= Exercise details =
Within the records below, filter for lines carrying the word "Reels" and copy them.

= Source records =
+---+

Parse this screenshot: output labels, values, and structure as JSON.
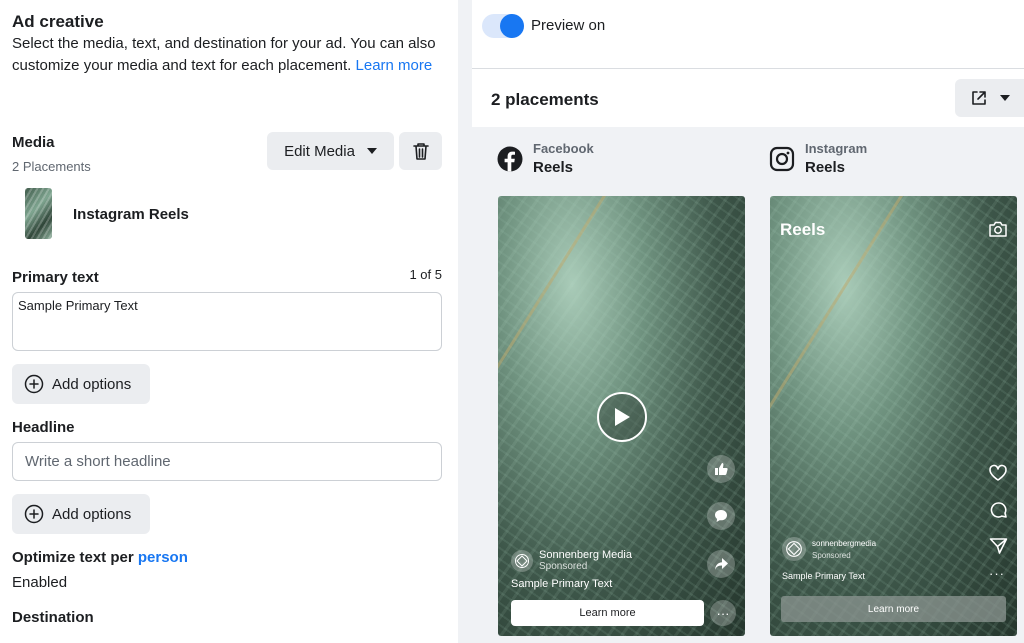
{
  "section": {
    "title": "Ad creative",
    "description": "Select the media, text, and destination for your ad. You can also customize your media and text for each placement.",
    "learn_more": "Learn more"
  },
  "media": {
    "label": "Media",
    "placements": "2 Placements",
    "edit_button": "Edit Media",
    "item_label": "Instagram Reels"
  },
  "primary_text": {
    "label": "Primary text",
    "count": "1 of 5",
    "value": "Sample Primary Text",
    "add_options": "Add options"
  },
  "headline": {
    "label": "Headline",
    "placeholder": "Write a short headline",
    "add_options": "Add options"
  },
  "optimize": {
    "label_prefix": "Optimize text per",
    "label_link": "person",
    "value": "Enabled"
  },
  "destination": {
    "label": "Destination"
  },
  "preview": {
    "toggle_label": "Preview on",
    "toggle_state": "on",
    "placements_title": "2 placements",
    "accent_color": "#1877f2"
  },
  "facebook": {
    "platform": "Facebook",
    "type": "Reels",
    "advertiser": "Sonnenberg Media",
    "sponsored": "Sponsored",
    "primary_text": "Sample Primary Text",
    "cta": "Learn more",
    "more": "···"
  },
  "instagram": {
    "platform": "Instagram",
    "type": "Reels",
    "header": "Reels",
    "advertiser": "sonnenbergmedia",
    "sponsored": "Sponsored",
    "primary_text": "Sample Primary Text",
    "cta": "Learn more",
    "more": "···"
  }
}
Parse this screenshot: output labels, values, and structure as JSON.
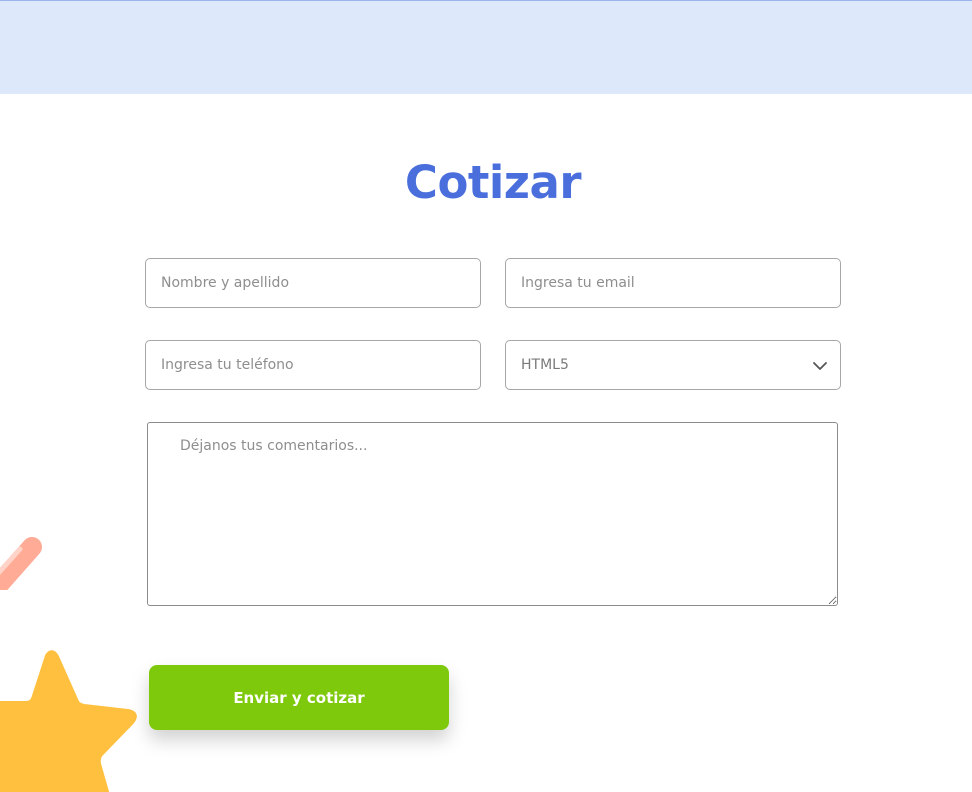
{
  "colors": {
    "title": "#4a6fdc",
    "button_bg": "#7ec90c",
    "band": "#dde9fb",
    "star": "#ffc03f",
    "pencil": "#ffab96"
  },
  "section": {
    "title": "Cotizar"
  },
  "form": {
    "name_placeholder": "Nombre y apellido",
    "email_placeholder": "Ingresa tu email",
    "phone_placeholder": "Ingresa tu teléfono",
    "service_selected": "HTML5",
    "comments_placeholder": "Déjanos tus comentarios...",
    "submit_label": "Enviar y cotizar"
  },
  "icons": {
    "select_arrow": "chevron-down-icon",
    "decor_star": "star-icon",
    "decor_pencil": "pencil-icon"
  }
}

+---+

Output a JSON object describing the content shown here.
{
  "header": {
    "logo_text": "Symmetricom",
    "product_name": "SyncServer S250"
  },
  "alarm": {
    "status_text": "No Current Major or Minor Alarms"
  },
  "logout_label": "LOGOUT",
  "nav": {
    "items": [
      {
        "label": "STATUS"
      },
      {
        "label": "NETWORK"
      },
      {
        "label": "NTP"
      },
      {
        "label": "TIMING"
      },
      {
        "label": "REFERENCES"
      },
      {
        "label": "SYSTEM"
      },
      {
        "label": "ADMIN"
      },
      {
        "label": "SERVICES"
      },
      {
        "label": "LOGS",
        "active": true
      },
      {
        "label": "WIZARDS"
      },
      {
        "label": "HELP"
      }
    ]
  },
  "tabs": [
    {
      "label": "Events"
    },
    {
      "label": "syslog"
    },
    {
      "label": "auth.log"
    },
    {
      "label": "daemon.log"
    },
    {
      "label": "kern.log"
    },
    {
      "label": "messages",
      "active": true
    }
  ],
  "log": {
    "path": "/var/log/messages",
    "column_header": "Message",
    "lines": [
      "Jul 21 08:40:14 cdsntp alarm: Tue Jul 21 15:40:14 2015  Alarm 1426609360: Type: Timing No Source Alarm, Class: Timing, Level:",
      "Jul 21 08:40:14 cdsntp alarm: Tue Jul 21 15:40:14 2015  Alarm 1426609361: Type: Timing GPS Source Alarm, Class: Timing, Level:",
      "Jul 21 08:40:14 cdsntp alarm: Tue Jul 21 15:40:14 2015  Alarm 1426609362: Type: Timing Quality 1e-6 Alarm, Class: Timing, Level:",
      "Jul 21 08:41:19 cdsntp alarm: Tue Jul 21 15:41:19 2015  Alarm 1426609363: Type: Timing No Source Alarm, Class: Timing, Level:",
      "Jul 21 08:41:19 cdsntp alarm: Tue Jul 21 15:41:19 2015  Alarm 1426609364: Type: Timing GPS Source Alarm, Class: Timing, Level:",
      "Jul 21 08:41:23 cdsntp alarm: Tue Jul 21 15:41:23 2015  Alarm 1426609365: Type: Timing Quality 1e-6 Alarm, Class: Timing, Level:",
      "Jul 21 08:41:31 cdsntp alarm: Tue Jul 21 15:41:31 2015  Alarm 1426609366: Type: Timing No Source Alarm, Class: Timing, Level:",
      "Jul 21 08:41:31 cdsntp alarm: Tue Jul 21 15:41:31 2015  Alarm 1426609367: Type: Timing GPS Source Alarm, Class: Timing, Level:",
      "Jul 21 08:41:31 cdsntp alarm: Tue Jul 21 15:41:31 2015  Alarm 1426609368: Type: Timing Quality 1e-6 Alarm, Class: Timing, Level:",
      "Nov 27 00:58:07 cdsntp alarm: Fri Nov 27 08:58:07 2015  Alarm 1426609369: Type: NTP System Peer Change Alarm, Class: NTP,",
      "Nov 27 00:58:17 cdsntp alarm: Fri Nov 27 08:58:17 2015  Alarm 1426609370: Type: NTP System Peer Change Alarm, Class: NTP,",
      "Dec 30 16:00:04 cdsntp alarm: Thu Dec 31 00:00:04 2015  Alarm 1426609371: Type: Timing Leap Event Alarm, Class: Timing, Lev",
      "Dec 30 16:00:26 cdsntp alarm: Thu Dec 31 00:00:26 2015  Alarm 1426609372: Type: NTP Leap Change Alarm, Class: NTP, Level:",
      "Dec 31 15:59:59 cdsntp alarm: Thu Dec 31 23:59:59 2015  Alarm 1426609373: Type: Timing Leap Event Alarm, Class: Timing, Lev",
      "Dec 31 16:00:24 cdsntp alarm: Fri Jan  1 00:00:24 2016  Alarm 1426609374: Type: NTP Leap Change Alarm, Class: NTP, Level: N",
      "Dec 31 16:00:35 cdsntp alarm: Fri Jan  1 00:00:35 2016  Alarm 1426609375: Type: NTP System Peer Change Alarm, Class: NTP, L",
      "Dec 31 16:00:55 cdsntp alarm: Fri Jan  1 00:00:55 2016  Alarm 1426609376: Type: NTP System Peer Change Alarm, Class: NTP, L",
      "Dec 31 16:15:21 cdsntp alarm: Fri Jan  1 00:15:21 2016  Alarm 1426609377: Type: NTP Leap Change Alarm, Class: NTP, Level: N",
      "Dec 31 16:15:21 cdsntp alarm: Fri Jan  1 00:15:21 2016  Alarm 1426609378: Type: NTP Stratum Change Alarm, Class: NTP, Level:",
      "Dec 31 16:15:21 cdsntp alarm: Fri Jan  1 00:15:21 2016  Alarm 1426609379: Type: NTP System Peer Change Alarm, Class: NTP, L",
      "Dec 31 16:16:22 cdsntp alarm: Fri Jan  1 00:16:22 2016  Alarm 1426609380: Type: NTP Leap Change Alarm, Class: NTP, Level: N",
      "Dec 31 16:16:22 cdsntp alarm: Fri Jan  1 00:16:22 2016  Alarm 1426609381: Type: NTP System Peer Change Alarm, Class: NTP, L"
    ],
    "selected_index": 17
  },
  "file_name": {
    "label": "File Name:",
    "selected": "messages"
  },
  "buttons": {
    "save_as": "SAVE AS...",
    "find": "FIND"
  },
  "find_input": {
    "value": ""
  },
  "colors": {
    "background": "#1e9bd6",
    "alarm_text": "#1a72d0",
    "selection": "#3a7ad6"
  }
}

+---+

= Result of the task =
    "item_label": "Instagram Reels"
    "type": "Reels",
    "type": "Reels",
    "header": "Reels",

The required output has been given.